An attempt to ban smacking by the Northern Ireland Children’s Commissioner has been rejected by the Court of Appeal, and taxpayers will pick up the legal bill.
The judges confirmed that the lawful use of smacking was not incompatible with children’s rights.
The Commissioner, Patricia Lewsley, was challenging the decision by the Secretary of State for Northern Ireland to bring the law in the Province into line with that operating in England and Wales.
Under this law parents may use ‘reasonable chastisement’ as long as it does not leave more than a transitory mark on the child.
Miss Lewsley had already failed in this challenge at the High Court. At that point the costs were waived.
However, Miss Lewsley ploughed ahead with an appeal. Having lost for the second time, her office will have to use taxpayers’ money to pay the legal costs.
Miss Lewsley had tried to argue that smacking was a breach of the dignity and wellbeing of children, and as such fell foul of human rights legislation.
But the judges rejected the Commissioner’s claim because they said she could not be classed as a victim under human rights laws.
During the hearing Miss Lewsley’s lawyers argued that smacking a child was like using an electric fence to restrain an animal.
An attempt by MPs to ban smacking last year failed after time ran out for a vote on the issue.
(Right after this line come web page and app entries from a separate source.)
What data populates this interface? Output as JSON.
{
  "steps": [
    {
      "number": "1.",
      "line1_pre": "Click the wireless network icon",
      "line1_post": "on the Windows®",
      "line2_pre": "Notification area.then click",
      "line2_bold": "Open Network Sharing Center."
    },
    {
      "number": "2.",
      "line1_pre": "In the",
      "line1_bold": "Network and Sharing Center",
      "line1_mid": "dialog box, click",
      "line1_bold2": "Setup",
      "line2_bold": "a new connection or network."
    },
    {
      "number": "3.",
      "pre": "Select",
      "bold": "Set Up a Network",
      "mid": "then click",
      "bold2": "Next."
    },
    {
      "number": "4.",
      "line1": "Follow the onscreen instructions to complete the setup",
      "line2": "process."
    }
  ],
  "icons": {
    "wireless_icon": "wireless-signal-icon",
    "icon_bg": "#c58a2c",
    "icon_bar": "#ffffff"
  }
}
The Government has made it clear that it opposes a smacking ban.